The data: Begin
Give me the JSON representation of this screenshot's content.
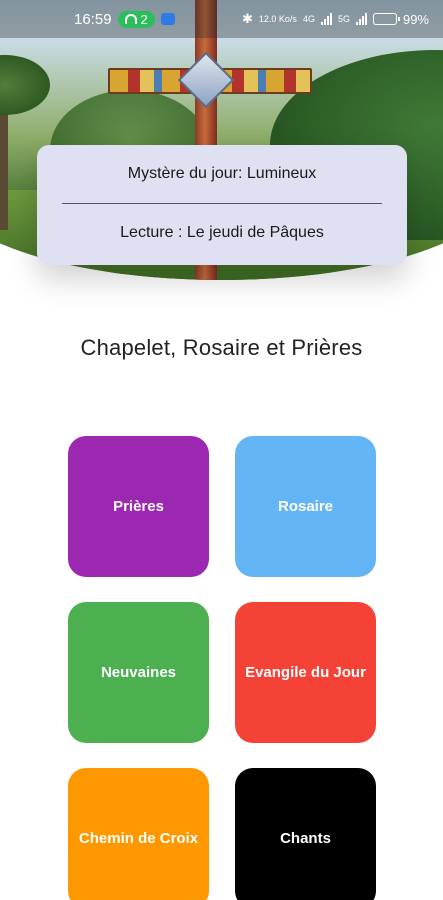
{
  "status_bar": {
    "time": "16:59",
    "wifi_badge": "2",
    "network_speed": "12.0 Ko/s",
    "network_types": [
      "4G",
      "5G"
    ],
    "battery_percent": 0.99,
    "battery_label": "99%"
  },
  "info_card": {
    "mystery_line": "Mystère du jour: Lumineux",
    "reading_line": "Lecture : Le jeudi de Pâques"
  },
  "app_title": "Chapelet, Rosaire et Prières",
  "tiles": [
    {
      "label": "Prières",
      "color": "#9c27b0"
    },
    {
      "label": "Rosaire",
      "color": "#64b5f6"
    },
    {
      "label": "Neuvaines",
      "color": "#4caf50"
    },
    {
      "label": "Evangile du Jour",
      "color": "#f44336"
    },
    {
      "label": "Chemin de Croix",
      "color": "#ff9800"
    },
    {
      "label": "Chants",
      "color": "#000000"
    }
  ]
}
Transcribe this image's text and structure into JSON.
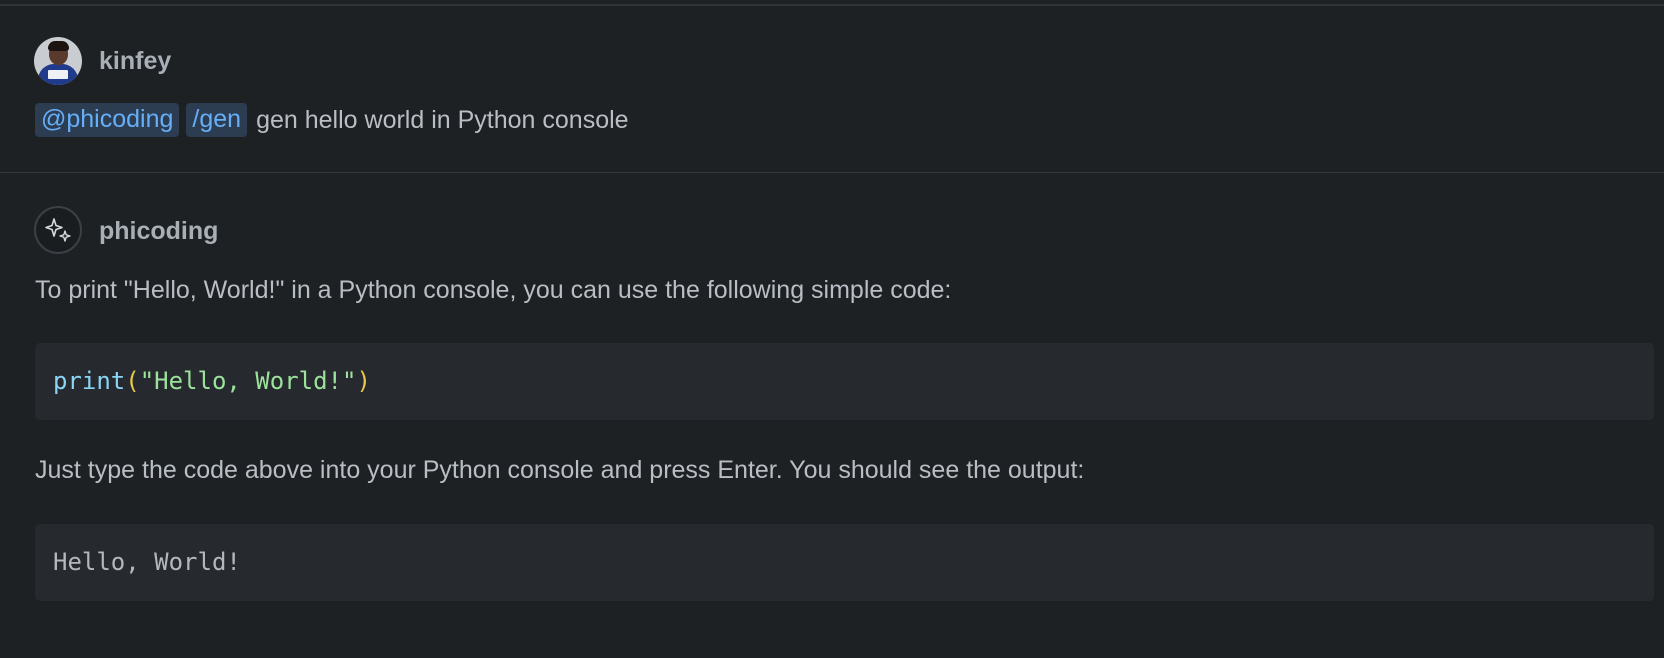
{
  "user_message": {
    "username": "kinfey",
    "mention_chip": "@phicoding",
    "command_chip": "/gen",
    "text": "gen hello world in Python console"
  },
  "assistant_message": {
    "name": "phicoding",
    "intro": "To print \"Hello, World!\" in a Python console, you can use the following simple code:",
    "code": {
      "fn": "print",
      "open": "(",
      "string": "\"Hello, World!\"",
      "close": ")"
    },
    "instruction": "Just type the code above into your Python console and press Enter. You should see the output:",
    "output": "Hello, World!"
  },
  "icons": {
    "user_avatar": "user-avatar-photo",
    "assistant_avatar": "sparkle-icon"
  },
  "colors": {
    "background": "#1d2124",
    "chip_bg": "#2c3d52",
    "chip_text": "#66aef7",
    "code_bg": "#262a2e"
  }
}
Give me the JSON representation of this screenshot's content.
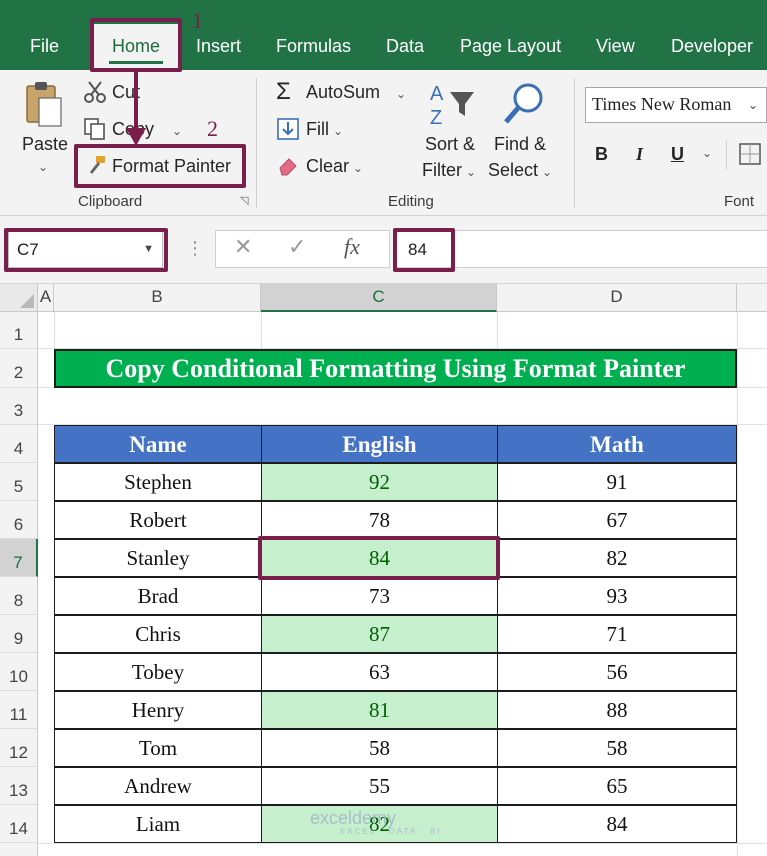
{
  "ribbon_tabs": [
    {
      "label": "File"
    },
    {
      "label": "Home"
    },
    {
      "label": "Insert"
    },
    {
      "label": "Formulas"
    },
    {
      "label": "Data"
    },
    {
      "label": "Page Layout"
    },
    {
      "label": "View"
    },
    {
      "label": "Developer"
    }
  ],
  "clipboard": {
    "paste": "Paste",
    "cut": "Cut",
    "copy": "Copy",
    "format_painter": "Format Painter",
    "group_label": "Clipboard"
  },
  "editing": {
    "autosum": "AutoSum",
    "fill": "Fill",
    "clear": "Clear",
    "sort_filter_1": "Sort &",
    "sort_filter_2": "Filter",
    "find_select_1": "Find &",
    "find_select_2": "Select",
    "group_label": "Editing"
  },
  "font": {
    "font_name": "Times New Roman",
    "bold": "B",
    "italic": "I",
    "underline": "U",
    "group_label": "Font"
  },
  "formula_bar": {
    "name_box": "C7",
    "value": "84"
  },
  "columns": [
    "A",
    "B",
    "C",
    "D"
  ],
  "rows": [
    "1",
    "2",
    "3",
    "4",
    "5",
    "6",
    "7",
    "8",
    "9",
    "10",
    "11",
    "12",
    "13",
    "14"
  ],
  "sheet": {
    "title": "Copy Conditional Formatting Using Format Painter",
    "headers": [
      "Name",
      "English",
      "Math"
    ],
    "data": [
      {
        "name": "Stephen",
        "english": "92",
        "math": "91"
      },
      {
        "name": "Robert",
        "english": "78",
        "math": "67"
      },
      {
        "name": "Stanley",
        "english": "84",
        "math": "82"
      },
      {
        "name": "Brad",
        "english": "73",
        "math": "93"
      },
      {
        "name": "Chris",
        "english": "87",
        "math": "71"
      },
      {
        "name": "Tobey",
        "english": "63",
        "math": "56"
      },
      {
        "name": "Henry",
        "english": "81",
        "math": "88"
      },
      {
        "name": "Tom",
        "english": "58",
        "math": "58"
      },
      {
        "name": "Andrew",
        "english": "55",
        "math": "65"
      },
      {
        "name": "Liam",
        "english": "82",
        "math": "84"
      }
    ]
  },
  "annotations": {
    "step1": "1",
    "step2": "2",
    "color": "#7a1f4b"
  },
  "colors": {
    "excel_green": "#217346",
    "title_fill": "#00b050",
    "header_fill": "#4472c4",
    "highlight_fill": "#c6efce",
    "highlight_text": "#006100"
  },
  "icons": [
    "paste-icon",
    "scissors-icon",
    "copy-icon",
    "paintbrush-icon",
    "sigma-icon",
    "fill-down-icon",
    "eraser-icon",
    "sort-filter-icon",
    "magnifier-icon",
    "borders-icon",
    "cancel-icon",
    "enter-icon",
    "function-icon"
  ],
  "watermark": {
    "brand": "exceldemy",
    "tagline": "EXCEL · DATA · BI"
  }
}
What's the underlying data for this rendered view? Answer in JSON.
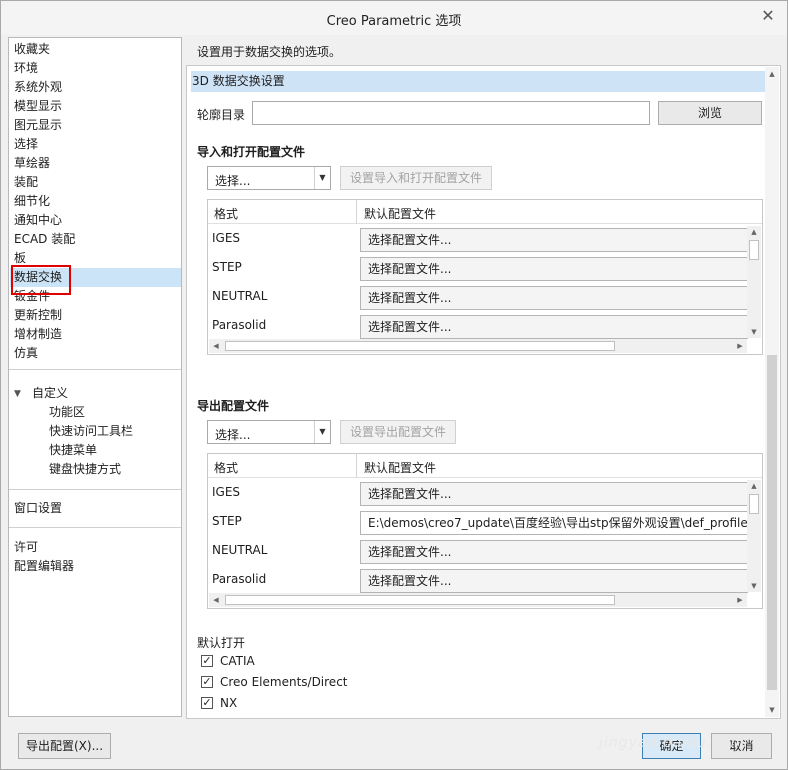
{
  "window": {
    "title": "Creo Parametric 选项",
    "close_glyph": "✕"
  },
  "sidebar": {
    "items": [
      {
        "label": "收藏夹"
      },
      {
        "label": "环境"
      },
      {
        "label": "系统外观"
      },
      {
        "label": "模型显示"
      },
      {
        "label": "图元显示"
      },
      {
        "label": "选择"
      },
      {
        "label": "草绘器"
      },
      {
        "label": "装配"
      },
      {
        "label": "细节化"
      },
      {
        "label": "通知中心"
      },
      {
        "label": "ECAD 装配"
      },
      {
        "label": "板"
      },
      {
        "label": "数据交换",
        "selected": true
      },
      {
        "label": "钣金件"
      },
      {
        "label": "更新控制"
      },
      {
        "label": "增材制造"
      },
      {
        "label": "仿真"
      }
    ],
    "customize": {
      "label": "自定义",
      "children": [
        "功能区",
        "快速访问工具栏",
        "快捷菜单",
        "键盘快捷方式"
      ]
    },
    "window_settings": "窗口设置",
    "license": "许可",
    "config_editor": "配置编辑器"
  },
  "main": {
    "description": "设置用于数据交换的选项。",
    "section_title": "3D 数据交换设置",
    "profile_dir_label": "轮廓目录",
    "profile_dir_value": "",
    "browse_button": "浏览",
    "import_section": {
      "title": "导入和打开配置文件",
      "select_value": "选择...",
      "set_button": "设置导入和打开配置文件",
      "col_format": "格式",
      "col_profile": "默认配置文件",
      "rows": [
        {
          "format": "IGES",
          "profile": "选择配置文件..."
        },
        {
          "format": "STEP",
          "profile": "选择配置文件..."
        },
        {
          "format": "NEUTRAL",
          "profile": "选择配置文件..."
        },
        {
          "format": "Parasolid",
          "profile": "选择配置文件..."
        }
      ]
    },
    "export_section": {
      "title": "导出配置文件",
      "select_value": "选择...",
      "set_button": "设置导出配置文件",
      "col_format": "格式",
      "col_profile": "默认配置文件",
      "rows": [
        {
          "format": "IGES",
          "profile": "选择配置文件..."
        },
        {
          "format": "STEP",
          "profile": "E:\\demos\\creo7_update\\百度经验\\导出stp保留外观设置\\def_profile"
        },
        {
          "format": "NEUTRAL",
          "profile": "选择配置文件..."
        },
        {
          "format": "Parasolid",
          "profile": "选择配置文件..."
        }
      ]
    },
    "default_open": {
      "title": "默认打开",
      "options": [
        {
          "label": "CATIA",
          "checked": true
        },
        {
          "label": "Creo Elements/Direct",
          "checked": true
        },
        {
          "label": "NX",
          "checked": true
        }
      ]
    }
  },
  "footer": {
    "export_config_button": "导出配置(X)...",
    "ok_button": "确定",
    "cancel_button": "取消"
  },
  "watermark": "jingyan.baidu.com",
  "icons": {
    "checkmark": "✓",
    "dropdown": "▼",
    "expand_triangle": "▼",
    "arrow_up": "▲",
    "arrow_down": "▼",
    "arrow_left": "◀",
    "arrow_right": "▶"
  }
}
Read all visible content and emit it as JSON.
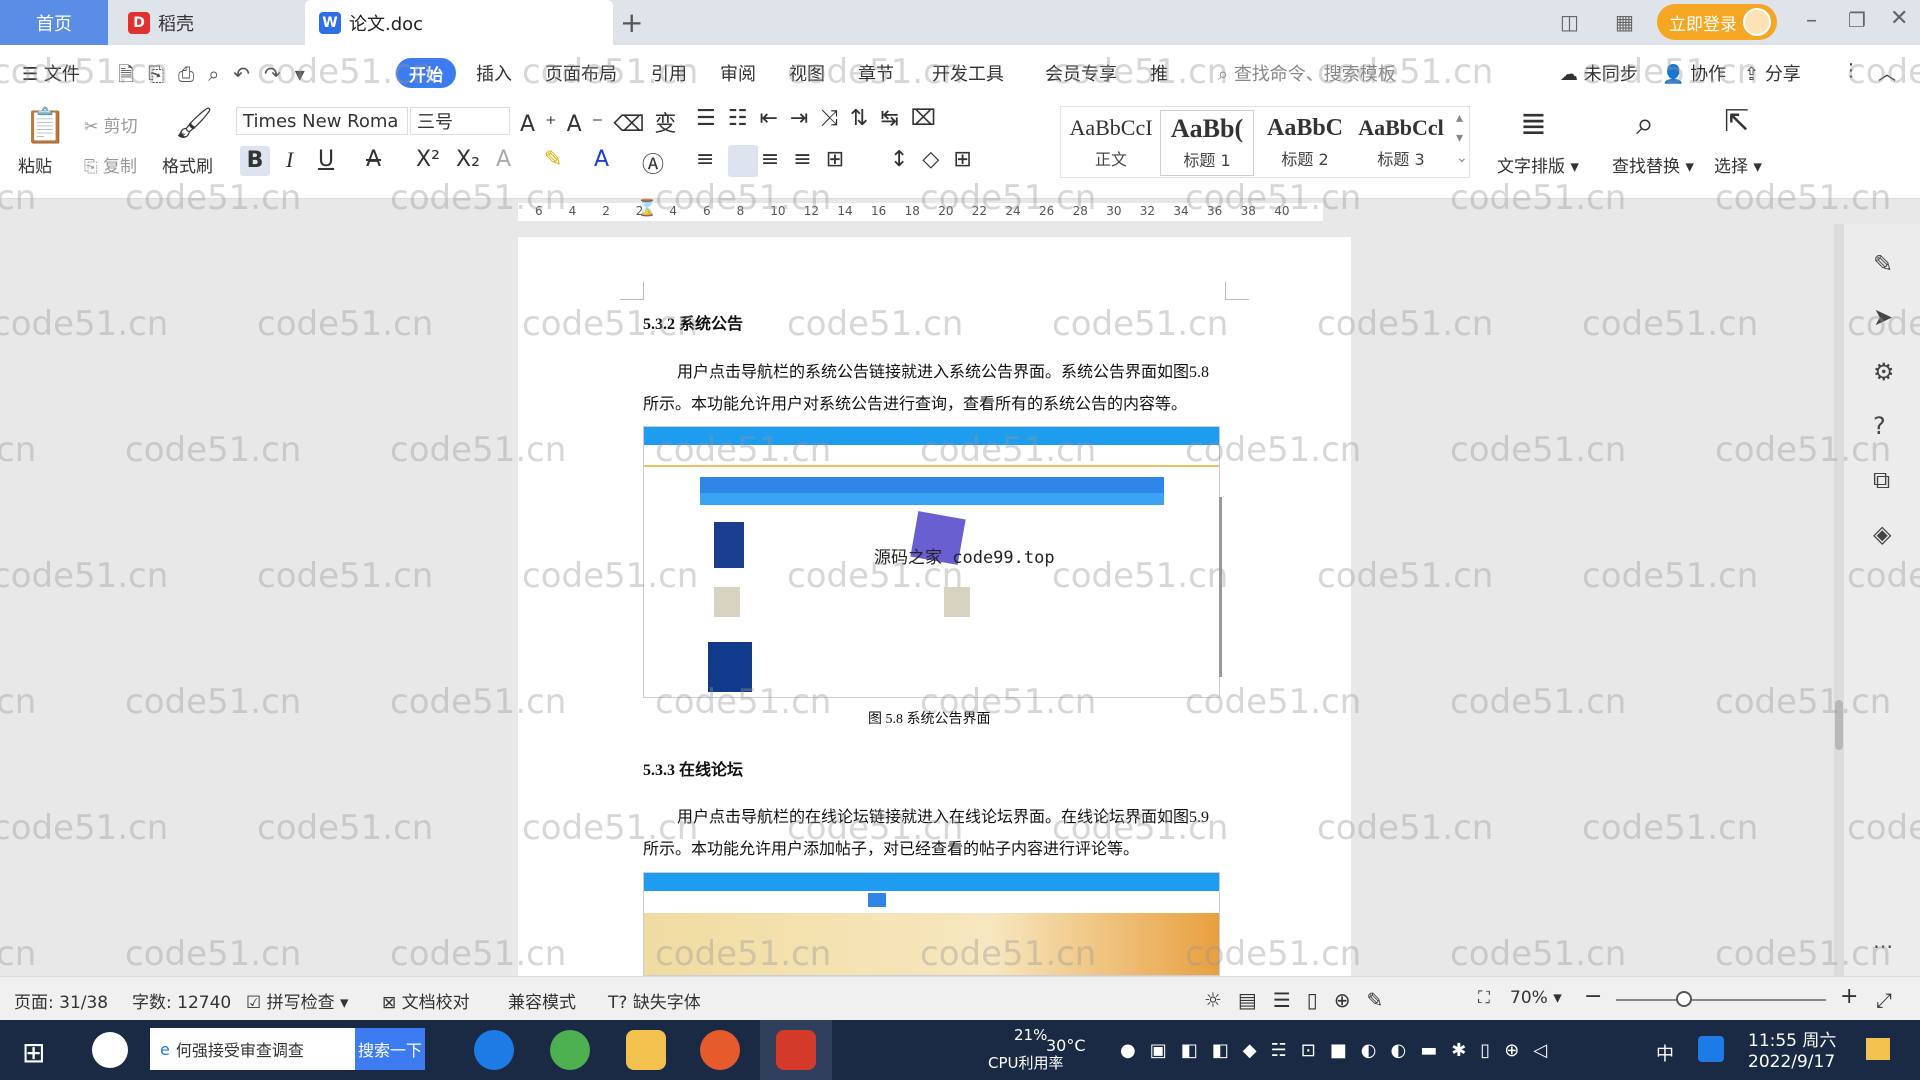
{
  "tabs": {
    "home": "首页",
    "daoke": "稻壳",
    "doc": "论文.doc",
    "login": "立即登录"
  },
  "menu": {
    "file": "文件",
    "items": [
      "开始",
      "插入",
      "页面布局",
      "引用",
      "审阅",
      "视图",
      "章节",
      "开发工具",
      "会员专享",
      "推"
    ],
    "search": "查找命令、搜索模板",
    "sync": "未同步",
    "collab": "协作",
    "share": "分享"
  },
  "ribbon": {
    "paste": "粘贴",
    "cut": "剪切",
    "copy": "复制",
    "format_painter": "格式刷",
    "font_name": "Times New Roma",
    "font_size": "三号",
    "styles": [
      {
        "preview": "AaBbCcI",
        "name": "正文"
      },
      {
        "preview": "AaBb(",
        "name": "标题 1"
      },
      {
        "preview": "AaBbC",
        "name": "标题 2"
      },
      {
        "preview": "AaBbCcl",
        "name": "标题 3"
      }
    ],
    "text_layout": "文字排版",
    "find_replace": "查找替换",
    "select": "选择"
  },
  "ruler": {
    "ticks": [
      "6",
      "4",
      "2",
      "2",
      "4",
      "6",
      "8",
      "10",
      "12",
      "14",
      "16",
      "18",
      "20",
      "22",
      "24",
      "26",
      "28",
      "30",
      "32",
      "34",
      "36",
      "38",
      "40"
    ]
  },
  "document": {
    "h1": "5.3.2  系统公告",
    "p1": "用户点击导航栏的系统公告链接就进入系统公告界面。系统公告界面如图5.8 所示。本功能允许用户对系统公告进行查询，查看所有的系统公告的内容等。",
    "fig1_overlay": "源码之家 code99.top",
    "fig1_caption": "图 5.8  系统公告界面",
    "h2": "5.3.3  在线论坛",
    "p2": "用户点击导航栏的在线论坛链接就进入在线论坛界面。在线论坛界面如图5.9 所示。本功能允许用户添加帖子，对已经查看的帖子内容进行评论等。"
  },
  "watermark": "code51.cn",
  "status": {
    "page": "页面: 31/38",
    "words": "字数: 12740",
    "spell": "拼写检查",
    "proof": "文档校对",
    "compat": "兼容模式",
    "missing_font": "缺失字体",
    "zoom": "70%"
  },
  "taskbar": {
    "search_text": "何强接受审查调查",
    "search_btn": "搜索一下",
    "cpu": "21%",
    "cpu_label": "CPU利用率",
    "temp": "30°C",
    "ime": "中",
    "time": "11:55 周六",
    "date": "2022/9/17"
  },
  "colors": {
    "accent": "#3d7bf0",
    "login": "#f5a623",
    "home_tab": "#5a8de6",
    "taskbar": "#1a2a44"
  }
}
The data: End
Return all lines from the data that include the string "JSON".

Give me the JSON representation of this screenshot's content.
Transcribe this image's text and structure into JSON.
Give me the JSON representation of this screenshot's content.
What's the underlying data for this rendered view? Answer in JSON.
Read all visible content and emit it as JSON.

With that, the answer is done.